It’s a lot easier to support someone else doing something hard than to do it yourself, I guess.
Members told me they didn’t see the point to striking. The government isn’t sympathetic to workers; they will just legislate us back to work. Leaving aside the absurdity of this first statement (if the government were sympathetic to us, we shouldn’t need to strike), I need to unpack the apathy within the second statement. Again, it’s an apathy borne from the inaction and disappointing messaging of the OSSTF provincial executive rather than my fellow members.
Look, I am not an expert in labour law or history (though let’s note that many such experts think this proposed pathway is a bad idea). I can’t speak to the complexities around back-to-work legislation, strikes, labour law, etc. Again, however, let’s remember that CUPE’s strike last year was against the law and they did it anyway.
If the situation is dire enough, if we truly think that this government is not giving us what we deserve as workers or funding public education to the level that our children deserve, then we must strike, and we must stand up, and we must fight for it. No, we cannot do it alone—which is why we should be organizing with other unions, not seeking a pathway that is ours and ours alone. Yes, it could be hard.

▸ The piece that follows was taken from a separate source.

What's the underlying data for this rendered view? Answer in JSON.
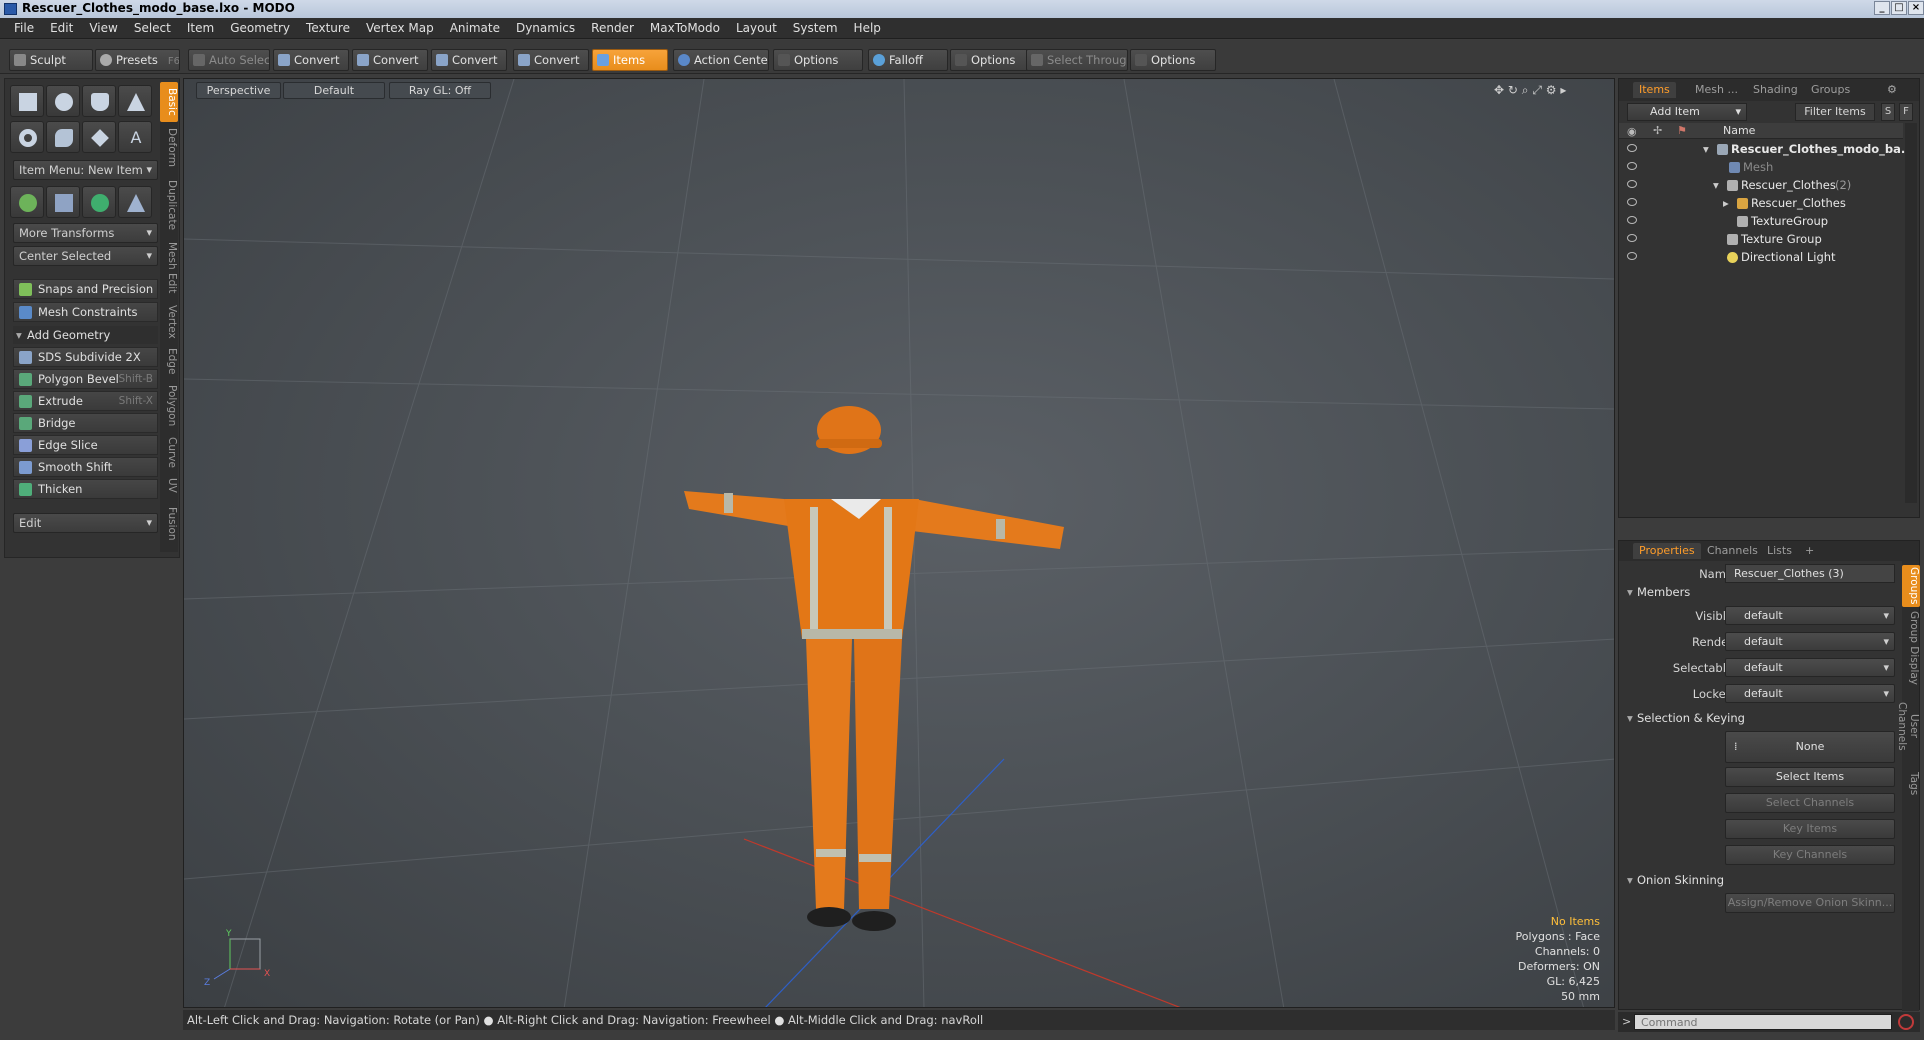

But would it be worse than standing by and continuing to do next to nothing while Ford and Lecce dismantle our schools brick by legislative brick?
When I came out of my local meeting last week feeling defeated and dejected by the lack of a fighting spirit in that room, I wondered if I was just being an idealist. Maybe my privilege, as someone making $64,000 per year, makes me feel comfortable blowing my mouth off like this. Maybe I’m just too radical. Maybe the members I talked to were right, and there is no point in fighting this government, and we should just go for arbitration and hope that the arbitrator somehow sees things our way.
I have had a week to mull it over. To remind myself that being radical is what we need in a time of unprecedented environmental and social injustice. To remind myself that advocating for a strong worker movement isn’t privileged. Striking and disrupting labour are how less privileged workers fight for our rights in this economy. We have forgotten that, though, because OSSTF provincial executive has done precious little in this last year of bargaining to help us remember.
So I voted no. I would urge any of my fellow members who have yet to cast their vote to do the same. Voluntary arbitration will get us a deal—that much is certain. I don’t agree with the provincial executive that it will get us the best deal, or even necessarily a good deal, especially when it comes to working conditions. More importantly, in my opinion, I resent that my union has even entertained this pathway now, at a time of unprecedented unrest—and gains—in the labour movement across Canada and the United States. We have an opportunity right now like we have not had in years.
We sat down at the bargaining table for an entire year, and the government refused to bargain with us in good faith. It’s time we stand up.
Cover image by Marcus Spiske from Pexels.